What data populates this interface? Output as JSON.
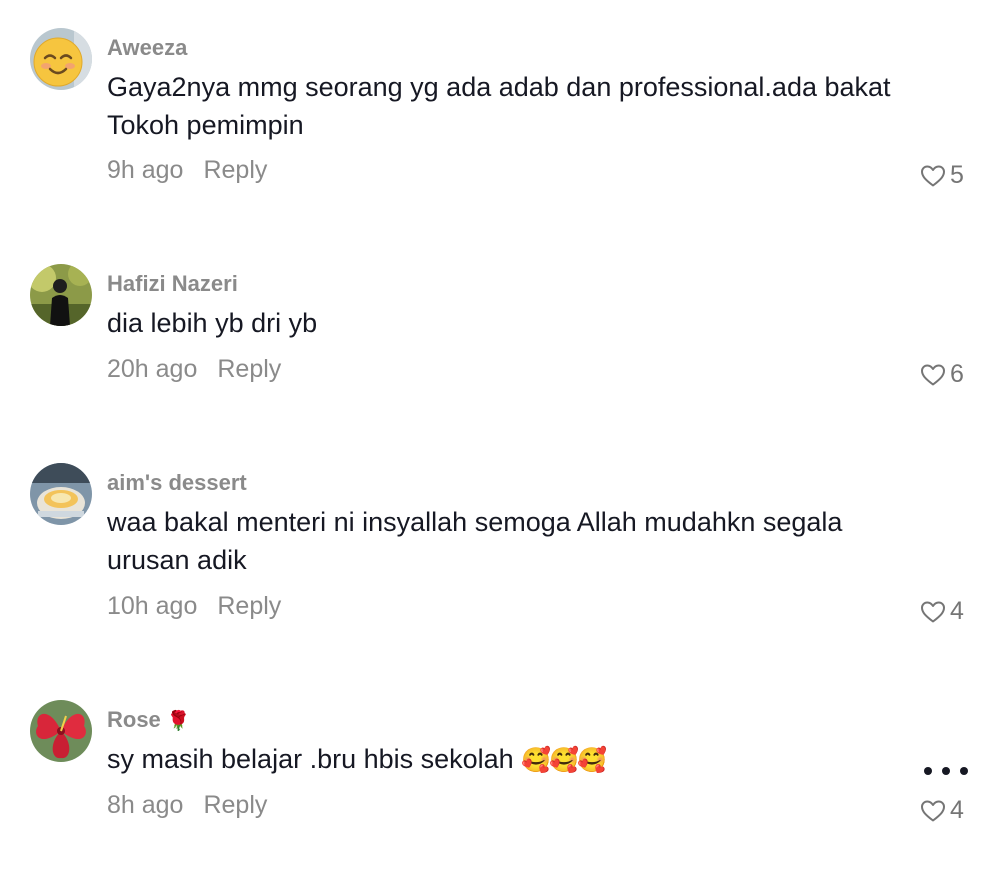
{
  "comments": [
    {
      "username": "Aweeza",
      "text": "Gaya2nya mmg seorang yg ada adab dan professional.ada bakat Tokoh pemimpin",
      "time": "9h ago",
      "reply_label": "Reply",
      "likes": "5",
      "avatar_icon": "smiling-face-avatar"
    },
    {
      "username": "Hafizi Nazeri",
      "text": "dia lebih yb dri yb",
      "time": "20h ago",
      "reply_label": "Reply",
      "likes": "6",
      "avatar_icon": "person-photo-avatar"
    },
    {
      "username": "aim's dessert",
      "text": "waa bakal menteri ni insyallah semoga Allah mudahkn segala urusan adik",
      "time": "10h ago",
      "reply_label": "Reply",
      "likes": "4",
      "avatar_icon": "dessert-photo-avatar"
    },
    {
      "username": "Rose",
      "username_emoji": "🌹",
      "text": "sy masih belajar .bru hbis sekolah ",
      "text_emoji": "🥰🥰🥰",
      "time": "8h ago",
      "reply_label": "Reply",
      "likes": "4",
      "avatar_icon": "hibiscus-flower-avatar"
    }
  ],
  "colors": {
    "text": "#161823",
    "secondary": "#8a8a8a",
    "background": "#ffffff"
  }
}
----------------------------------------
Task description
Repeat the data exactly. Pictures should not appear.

Output for this task
What data populates this interface? Output as JSON.
{
  "comments": [
    {
      "username": "Aweeza",
      "text": "Gaya2nya mmg seorang yg ada adab dan professional.ada bakat Tokoh pemimpin",
      "time": "9h ago",
      "reply_label": "Reply",
      "likes": "5",
      "avatar_icon": "smiling-face-avatar"
    },
    {
      "username": "Hafizi Nazeri",
      "text": "dia lebih yb dri yb",
      "time": "20h ago",
      "reply_label": "Reply",
      "likes": "6",
      "avatar_icon": "person-photo-avatar"
    },
    {
      "username": "aim's dessert",
      "text": "waa bakal menteri ni insyallah semoga Allah mudahkn segala urusan adik",
      "time": "10h ago",
      "reply_label": "Reply",
      "likes": "4",
      "avatar_icon": "dessert-photo-avatar"
    },
    {
      "username": "Rose",
      "username_emoji": "🌹",
      "text": "sy masih belajar .bru hbis sekolah ",
      "text_emoji": "🥰🥰🥰",
      "time": "8h ago",
      "reply_label": "Reply",
      "likes": "4",
      "avatar_icon": "hibiscus-flower-avatar"
    }
  ],
  "colors": {
    "text": "#161823",
    "secondary": "#8a8a8a",
    "background": "#ffffff"
  }
}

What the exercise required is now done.